═══ RECORDS TO PROCESS
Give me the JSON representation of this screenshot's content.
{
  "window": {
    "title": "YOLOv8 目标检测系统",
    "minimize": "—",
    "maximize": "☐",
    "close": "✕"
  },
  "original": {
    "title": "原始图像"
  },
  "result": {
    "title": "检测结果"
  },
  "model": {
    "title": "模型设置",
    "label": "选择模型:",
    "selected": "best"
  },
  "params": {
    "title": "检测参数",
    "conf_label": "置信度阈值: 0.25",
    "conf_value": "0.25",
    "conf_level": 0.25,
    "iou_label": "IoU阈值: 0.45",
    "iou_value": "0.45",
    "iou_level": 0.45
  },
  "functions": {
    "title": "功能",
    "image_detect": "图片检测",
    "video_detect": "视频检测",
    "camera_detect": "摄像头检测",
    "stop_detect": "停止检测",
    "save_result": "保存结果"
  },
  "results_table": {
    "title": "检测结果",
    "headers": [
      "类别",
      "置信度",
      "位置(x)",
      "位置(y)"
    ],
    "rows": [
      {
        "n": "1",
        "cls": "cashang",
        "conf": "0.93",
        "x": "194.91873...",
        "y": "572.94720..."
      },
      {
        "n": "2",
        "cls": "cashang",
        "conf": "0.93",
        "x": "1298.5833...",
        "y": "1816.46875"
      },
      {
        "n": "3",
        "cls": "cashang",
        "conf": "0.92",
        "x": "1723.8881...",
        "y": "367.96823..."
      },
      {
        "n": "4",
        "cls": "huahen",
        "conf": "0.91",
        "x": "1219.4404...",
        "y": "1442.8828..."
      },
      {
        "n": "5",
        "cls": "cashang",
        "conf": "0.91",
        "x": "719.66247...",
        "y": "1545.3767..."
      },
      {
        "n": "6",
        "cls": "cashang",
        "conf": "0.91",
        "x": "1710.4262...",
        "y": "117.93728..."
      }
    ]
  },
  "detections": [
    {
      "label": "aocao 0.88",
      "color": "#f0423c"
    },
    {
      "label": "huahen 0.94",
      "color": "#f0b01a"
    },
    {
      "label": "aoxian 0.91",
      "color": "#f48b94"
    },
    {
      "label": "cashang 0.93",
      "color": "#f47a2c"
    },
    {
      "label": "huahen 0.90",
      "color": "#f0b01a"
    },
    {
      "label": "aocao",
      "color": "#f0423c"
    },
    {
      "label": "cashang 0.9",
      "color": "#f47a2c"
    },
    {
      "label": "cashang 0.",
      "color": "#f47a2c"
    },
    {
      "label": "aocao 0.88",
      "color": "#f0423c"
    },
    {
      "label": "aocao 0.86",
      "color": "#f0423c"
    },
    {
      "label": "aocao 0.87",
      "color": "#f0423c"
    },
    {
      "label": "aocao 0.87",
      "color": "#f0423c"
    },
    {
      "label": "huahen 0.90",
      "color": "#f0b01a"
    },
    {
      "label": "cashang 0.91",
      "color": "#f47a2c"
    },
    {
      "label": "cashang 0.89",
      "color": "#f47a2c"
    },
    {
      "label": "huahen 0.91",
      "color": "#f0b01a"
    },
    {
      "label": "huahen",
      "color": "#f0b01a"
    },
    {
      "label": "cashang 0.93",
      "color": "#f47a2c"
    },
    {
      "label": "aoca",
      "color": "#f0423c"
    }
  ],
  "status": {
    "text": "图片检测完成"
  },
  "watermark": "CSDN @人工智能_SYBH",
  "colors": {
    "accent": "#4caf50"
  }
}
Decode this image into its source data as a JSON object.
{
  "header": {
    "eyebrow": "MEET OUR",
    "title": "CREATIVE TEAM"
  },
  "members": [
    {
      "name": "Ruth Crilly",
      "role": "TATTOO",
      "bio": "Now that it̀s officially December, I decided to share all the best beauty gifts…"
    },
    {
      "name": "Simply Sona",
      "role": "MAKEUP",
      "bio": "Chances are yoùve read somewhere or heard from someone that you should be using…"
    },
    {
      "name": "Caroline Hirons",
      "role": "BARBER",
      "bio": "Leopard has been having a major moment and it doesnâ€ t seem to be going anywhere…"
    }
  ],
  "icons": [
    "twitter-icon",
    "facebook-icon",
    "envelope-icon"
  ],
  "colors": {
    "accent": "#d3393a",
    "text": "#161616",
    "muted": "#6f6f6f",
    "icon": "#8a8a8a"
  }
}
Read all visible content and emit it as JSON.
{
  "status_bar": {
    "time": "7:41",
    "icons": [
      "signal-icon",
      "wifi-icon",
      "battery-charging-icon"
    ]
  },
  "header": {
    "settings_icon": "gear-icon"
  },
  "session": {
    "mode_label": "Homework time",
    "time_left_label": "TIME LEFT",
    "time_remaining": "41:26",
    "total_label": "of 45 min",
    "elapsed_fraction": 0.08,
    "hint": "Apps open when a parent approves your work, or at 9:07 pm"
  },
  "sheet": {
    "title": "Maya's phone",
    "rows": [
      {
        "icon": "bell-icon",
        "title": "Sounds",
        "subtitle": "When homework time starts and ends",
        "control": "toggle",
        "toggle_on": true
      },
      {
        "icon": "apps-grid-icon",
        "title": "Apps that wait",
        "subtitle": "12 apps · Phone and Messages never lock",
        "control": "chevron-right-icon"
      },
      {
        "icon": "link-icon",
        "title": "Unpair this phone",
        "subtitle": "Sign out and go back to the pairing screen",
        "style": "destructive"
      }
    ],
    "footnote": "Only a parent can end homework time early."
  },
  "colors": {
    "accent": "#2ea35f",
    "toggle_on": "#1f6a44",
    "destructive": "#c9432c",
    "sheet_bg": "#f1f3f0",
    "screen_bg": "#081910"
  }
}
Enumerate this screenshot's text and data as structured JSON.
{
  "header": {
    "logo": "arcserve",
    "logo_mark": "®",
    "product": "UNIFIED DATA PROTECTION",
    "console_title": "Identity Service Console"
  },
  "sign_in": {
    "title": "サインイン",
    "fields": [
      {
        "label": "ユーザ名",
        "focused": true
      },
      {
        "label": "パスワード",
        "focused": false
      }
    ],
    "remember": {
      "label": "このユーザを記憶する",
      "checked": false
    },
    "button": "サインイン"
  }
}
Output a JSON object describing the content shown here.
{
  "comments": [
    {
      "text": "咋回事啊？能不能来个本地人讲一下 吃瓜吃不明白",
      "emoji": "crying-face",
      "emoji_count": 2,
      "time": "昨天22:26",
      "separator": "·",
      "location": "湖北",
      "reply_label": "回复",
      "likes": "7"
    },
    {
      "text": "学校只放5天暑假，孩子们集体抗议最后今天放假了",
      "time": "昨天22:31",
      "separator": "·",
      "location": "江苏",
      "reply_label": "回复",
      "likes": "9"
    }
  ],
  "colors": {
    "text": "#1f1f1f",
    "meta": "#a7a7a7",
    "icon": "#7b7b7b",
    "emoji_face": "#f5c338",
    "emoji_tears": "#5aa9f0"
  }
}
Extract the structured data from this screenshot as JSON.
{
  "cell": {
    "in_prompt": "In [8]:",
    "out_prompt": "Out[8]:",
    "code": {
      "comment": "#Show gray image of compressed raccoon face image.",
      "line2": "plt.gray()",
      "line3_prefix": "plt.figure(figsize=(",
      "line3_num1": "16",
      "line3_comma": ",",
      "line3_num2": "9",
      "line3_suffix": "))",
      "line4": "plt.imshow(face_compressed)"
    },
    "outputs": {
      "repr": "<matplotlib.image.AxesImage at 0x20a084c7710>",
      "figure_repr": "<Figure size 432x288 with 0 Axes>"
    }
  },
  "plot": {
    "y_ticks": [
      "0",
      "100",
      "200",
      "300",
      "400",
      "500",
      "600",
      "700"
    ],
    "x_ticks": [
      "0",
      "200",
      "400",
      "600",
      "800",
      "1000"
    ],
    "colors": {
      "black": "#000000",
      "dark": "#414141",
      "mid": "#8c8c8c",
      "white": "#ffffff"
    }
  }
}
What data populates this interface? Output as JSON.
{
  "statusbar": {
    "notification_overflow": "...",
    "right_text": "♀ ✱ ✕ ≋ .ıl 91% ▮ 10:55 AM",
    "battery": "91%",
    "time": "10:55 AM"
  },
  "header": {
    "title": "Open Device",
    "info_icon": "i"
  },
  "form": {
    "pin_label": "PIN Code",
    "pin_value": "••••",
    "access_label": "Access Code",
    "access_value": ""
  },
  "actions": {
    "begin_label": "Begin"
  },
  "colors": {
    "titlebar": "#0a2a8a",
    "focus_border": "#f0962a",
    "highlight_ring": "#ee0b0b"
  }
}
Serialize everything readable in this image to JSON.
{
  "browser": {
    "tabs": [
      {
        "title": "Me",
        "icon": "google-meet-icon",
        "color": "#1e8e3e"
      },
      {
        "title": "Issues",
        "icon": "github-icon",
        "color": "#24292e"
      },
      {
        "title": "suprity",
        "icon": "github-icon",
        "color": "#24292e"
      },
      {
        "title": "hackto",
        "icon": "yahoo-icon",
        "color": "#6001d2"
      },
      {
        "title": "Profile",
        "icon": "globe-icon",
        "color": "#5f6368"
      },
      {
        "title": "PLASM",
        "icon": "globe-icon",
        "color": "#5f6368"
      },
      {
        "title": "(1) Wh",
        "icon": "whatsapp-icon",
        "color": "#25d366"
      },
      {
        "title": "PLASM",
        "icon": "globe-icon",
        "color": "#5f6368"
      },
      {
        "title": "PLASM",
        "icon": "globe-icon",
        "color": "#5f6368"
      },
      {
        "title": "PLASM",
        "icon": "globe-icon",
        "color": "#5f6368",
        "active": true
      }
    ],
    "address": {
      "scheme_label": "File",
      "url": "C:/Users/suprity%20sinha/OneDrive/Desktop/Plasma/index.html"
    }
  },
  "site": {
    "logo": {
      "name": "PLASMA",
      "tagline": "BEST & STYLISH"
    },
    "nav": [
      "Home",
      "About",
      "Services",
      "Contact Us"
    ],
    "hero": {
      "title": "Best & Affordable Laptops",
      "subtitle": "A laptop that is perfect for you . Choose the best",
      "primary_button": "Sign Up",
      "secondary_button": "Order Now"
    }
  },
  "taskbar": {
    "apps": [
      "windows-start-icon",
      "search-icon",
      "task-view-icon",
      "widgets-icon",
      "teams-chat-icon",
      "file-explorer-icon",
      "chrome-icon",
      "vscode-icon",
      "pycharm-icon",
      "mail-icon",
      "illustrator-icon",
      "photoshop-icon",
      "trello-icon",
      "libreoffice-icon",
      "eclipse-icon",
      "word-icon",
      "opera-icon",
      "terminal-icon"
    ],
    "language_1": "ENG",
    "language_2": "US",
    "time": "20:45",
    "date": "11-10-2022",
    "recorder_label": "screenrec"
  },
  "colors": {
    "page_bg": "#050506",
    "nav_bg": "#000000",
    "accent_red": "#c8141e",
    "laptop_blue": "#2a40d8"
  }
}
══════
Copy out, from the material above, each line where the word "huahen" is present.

### TASK OUTPUT
        "cls": "huahen",
      "label": "huahen 0.94",
      "label": "huahen 0.90",
      "label": "huahen 0.90",
      "label": "huahen 0.91",
      "label": "huahen",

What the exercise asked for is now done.